Prince George’s First Royal Trip to Be New Zealand
Prince George will take part in his debut public engagement next month when he accompanies the Duke and Duchess of Cambridge to New Zealand, Kensington Palace has announced.
The Prince, who will be almost nine months old by then, will spend nine days in the country as part of a three week tour of New Zealand and Australia with his parents William and Kate. The royal family will arrive in Wellington on April 7, when the local public will get their first glimpse of the royal baby as he is carried off the plane.
Though Prince William was last in New Zealand shortly after the Christchurch earthquakes in 2011, Kate Middleton has never visited New Zealand and “has wanted to visit for as long as she can remember”, their Royal spokesman said. The couple are “tremendously excited and looking forward to it immensely,” he added. “There’s no hiding their enthusiasm for this visit.”
The family’s packed schedule comprises 25 engagements in New Zealand and 23 in Australia, though they will have three days of down time to spend relaxing with Prince George. The family will be based at the Government House in Wellington, where Prince William famously toddled around on the lawn at around the same age with parents Charles and Diana.
Prime Minister John Key said the visit would entail a “pretty good geographic spread”, meaning New Zealanders would have a good chance to see the royal family.
The royal family will be given a Powhiri upon arrival, with other activities including the couple taking part in a yacht race in Auckland harbour and a 50mph white water ride down the Shotover River in Queenstown.
Shotover Jet said it would be “thrilled and delighted” to take the royal couple for a spin on their visit to Queenstown.
“The royal couple are known for their love of the outdoors and sports, so we think they’ll really enjoy the chance to experience a world-leading Queenstown adventure tourism operation,” says Ngai Tahu Tourism Southern Regional Manager David Kennedy.
With the Duke and Duchess of Cambridge visiting four South Island and four North Island centres, Monarchy New Zealand Chairman Sean Palmer said the length of the trip and the coverage of the country were “fantastic”.

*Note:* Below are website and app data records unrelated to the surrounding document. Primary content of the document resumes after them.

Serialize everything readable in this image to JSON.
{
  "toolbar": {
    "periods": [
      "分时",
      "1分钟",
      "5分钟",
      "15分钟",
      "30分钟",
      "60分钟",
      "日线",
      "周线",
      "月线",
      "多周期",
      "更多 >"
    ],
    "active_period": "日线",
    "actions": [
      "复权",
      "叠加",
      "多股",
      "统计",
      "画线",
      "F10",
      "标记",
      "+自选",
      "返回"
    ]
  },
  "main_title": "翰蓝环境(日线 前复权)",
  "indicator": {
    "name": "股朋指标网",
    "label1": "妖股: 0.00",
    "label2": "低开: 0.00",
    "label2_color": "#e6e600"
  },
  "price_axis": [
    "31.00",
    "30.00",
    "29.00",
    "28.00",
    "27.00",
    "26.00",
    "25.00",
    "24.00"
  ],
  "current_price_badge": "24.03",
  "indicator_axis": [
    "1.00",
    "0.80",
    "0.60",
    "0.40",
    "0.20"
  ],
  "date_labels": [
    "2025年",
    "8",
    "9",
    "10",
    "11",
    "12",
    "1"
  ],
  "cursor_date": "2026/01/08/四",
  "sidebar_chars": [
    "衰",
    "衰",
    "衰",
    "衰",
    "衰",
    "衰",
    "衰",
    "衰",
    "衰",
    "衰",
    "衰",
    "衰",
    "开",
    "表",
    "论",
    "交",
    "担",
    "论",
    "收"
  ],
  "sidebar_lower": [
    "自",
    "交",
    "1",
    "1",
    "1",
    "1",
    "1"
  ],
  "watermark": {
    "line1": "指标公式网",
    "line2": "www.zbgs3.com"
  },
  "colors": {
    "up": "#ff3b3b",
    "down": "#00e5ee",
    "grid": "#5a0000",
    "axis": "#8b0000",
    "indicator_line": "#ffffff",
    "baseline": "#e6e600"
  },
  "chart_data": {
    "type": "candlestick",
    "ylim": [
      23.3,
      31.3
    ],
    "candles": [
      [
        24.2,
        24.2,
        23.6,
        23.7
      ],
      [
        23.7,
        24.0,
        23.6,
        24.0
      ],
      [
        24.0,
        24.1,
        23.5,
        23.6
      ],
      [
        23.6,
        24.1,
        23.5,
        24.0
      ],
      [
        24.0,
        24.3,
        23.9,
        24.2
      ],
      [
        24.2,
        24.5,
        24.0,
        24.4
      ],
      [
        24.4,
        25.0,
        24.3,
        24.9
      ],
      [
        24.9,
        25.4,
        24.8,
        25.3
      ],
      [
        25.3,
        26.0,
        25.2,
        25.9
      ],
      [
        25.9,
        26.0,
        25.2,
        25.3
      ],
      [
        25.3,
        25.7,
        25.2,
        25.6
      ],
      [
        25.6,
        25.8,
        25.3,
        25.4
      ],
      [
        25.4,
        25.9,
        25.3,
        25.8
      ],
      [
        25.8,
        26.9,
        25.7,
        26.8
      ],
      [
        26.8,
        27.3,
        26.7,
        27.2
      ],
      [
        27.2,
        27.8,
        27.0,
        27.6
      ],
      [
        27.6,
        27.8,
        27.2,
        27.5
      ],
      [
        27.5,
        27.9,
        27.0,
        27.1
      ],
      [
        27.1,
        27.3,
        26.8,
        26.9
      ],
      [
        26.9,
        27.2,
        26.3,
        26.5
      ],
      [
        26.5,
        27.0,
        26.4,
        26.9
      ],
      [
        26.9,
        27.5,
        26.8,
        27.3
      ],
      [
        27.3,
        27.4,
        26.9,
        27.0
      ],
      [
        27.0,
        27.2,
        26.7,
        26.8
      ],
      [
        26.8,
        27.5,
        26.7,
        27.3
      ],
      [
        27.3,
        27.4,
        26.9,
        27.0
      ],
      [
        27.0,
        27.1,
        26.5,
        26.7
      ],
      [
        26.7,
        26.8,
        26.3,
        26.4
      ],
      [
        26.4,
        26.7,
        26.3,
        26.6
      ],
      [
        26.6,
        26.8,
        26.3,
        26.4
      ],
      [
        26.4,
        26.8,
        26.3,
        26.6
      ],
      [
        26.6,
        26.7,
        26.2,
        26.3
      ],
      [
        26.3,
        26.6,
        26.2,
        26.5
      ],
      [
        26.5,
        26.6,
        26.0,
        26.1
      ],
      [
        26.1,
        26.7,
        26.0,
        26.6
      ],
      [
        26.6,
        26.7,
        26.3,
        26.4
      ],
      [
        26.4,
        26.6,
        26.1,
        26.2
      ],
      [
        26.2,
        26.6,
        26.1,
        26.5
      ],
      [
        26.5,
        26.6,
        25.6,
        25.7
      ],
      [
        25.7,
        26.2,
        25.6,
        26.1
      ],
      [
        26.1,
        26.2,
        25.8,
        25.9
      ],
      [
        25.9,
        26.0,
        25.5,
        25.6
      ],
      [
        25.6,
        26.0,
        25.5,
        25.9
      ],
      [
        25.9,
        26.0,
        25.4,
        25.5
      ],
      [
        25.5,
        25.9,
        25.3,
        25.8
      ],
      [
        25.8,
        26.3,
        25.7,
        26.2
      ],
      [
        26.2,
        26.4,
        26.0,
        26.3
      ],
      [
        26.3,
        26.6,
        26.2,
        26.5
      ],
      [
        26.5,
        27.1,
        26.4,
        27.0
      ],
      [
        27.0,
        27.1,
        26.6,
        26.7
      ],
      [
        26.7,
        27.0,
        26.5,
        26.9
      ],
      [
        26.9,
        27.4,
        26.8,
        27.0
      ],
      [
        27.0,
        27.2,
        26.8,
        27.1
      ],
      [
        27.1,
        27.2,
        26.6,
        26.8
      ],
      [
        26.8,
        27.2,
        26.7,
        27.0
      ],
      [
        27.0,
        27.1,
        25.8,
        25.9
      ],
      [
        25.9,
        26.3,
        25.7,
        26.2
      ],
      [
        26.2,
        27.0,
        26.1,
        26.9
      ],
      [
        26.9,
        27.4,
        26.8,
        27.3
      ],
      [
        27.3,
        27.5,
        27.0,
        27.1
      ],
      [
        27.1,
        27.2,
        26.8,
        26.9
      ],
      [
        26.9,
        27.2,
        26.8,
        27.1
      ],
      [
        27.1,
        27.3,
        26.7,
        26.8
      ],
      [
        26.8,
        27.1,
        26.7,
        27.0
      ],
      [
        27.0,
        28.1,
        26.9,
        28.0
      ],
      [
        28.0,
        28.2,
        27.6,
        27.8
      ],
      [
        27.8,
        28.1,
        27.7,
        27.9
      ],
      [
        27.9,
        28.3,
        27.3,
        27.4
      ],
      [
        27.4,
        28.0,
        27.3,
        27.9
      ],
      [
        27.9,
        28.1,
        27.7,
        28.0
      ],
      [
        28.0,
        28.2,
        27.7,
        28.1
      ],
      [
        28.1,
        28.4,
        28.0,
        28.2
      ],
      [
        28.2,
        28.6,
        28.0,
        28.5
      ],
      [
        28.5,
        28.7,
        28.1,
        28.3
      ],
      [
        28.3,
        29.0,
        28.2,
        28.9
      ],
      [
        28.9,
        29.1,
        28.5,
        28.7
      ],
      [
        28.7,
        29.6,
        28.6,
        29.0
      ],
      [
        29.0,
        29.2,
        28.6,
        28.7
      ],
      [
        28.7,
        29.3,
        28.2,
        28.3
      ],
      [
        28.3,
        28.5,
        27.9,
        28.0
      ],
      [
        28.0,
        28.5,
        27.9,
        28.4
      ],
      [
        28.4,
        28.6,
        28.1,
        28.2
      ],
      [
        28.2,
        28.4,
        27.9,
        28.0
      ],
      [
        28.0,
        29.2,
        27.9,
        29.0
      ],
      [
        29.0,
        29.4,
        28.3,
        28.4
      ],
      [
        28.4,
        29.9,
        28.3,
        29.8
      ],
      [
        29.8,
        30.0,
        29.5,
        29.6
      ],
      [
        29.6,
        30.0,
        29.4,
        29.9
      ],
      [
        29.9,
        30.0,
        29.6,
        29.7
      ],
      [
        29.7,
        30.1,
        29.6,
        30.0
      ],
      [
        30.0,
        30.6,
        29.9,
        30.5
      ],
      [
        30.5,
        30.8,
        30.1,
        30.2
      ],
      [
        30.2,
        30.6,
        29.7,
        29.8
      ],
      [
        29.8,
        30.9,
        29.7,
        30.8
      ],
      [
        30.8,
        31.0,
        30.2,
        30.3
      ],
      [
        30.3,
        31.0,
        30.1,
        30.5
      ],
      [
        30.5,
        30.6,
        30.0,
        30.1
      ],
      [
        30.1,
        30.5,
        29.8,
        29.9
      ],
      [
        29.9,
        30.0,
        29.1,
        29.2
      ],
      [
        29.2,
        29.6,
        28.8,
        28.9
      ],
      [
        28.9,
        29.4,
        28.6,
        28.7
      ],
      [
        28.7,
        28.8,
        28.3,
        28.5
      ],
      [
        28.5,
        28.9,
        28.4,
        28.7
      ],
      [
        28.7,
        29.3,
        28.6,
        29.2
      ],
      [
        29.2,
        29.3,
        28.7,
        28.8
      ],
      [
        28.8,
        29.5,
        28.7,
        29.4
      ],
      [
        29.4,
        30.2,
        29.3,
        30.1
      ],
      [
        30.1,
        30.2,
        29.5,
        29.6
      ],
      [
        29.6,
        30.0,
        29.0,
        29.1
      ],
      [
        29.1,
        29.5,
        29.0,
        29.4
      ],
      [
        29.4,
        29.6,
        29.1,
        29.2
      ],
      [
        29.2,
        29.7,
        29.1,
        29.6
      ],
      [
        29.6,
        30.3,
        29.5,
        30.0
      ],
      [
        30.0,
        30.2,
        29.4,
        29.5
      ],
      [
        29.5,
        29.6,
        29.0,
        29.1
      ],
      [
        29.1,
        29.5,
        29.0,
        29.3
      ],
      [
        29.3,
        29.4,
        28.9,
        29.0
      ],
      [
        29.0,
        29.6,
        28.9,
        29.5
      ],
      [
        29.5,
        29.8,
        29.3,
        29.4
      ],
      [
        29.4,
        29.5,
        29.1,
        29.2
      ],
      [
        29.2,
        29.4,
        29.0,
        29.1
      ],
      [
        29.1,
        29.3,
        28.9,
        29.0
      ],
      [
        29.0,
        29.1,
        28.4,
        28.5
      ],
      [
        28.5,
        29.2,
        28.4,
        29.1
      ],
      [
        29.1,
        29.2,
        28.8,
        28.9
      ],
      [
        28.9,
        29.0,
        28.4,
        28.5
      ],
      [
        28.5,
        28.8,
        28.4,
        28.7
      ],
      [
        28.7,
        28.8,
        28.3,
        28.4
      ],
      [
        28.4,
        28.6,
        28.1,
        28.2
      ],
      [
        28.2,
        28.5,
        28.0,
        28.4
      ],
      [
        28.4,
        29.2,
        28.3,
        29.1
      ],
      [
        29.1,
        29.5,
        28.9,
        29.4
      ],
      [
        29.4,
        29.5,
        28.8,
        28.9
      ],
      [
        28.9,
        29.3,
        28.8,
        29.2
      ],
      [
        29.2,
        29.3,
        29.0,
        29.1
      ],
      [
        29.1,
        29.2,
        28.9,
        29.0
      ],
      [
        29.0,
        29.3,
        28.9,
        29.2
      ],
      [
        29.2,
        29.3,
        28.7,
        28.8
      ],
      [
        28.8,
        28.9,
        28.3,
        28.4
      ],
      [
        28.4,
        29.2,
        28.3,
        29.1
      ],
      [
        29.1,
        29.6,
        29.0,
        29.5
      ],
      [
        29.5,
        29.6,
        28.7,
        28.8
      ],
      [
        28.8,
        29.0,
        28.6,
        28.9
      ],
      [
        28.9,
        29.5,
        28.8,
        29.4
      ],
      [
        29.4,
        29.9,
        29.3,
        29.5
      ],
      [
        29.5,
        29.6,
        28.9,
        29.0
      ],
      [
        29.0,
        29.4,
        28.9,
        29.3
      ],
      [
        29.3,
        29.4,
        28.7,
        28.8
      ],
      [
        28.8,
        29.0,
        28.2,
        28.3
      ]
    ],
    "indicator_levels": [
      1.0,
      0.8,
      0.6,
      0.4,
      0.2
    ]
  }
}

“The more of the country they can see, the more they can engage with people,” he said.
“From an economic perspective, this is really good for New Zealand on the world stage. When they see the sights, when they engage with Kiwi activities, culture and industry, the world media follows them on that.
“It will shine a spotlight on that in a way we could never advertise or sell.”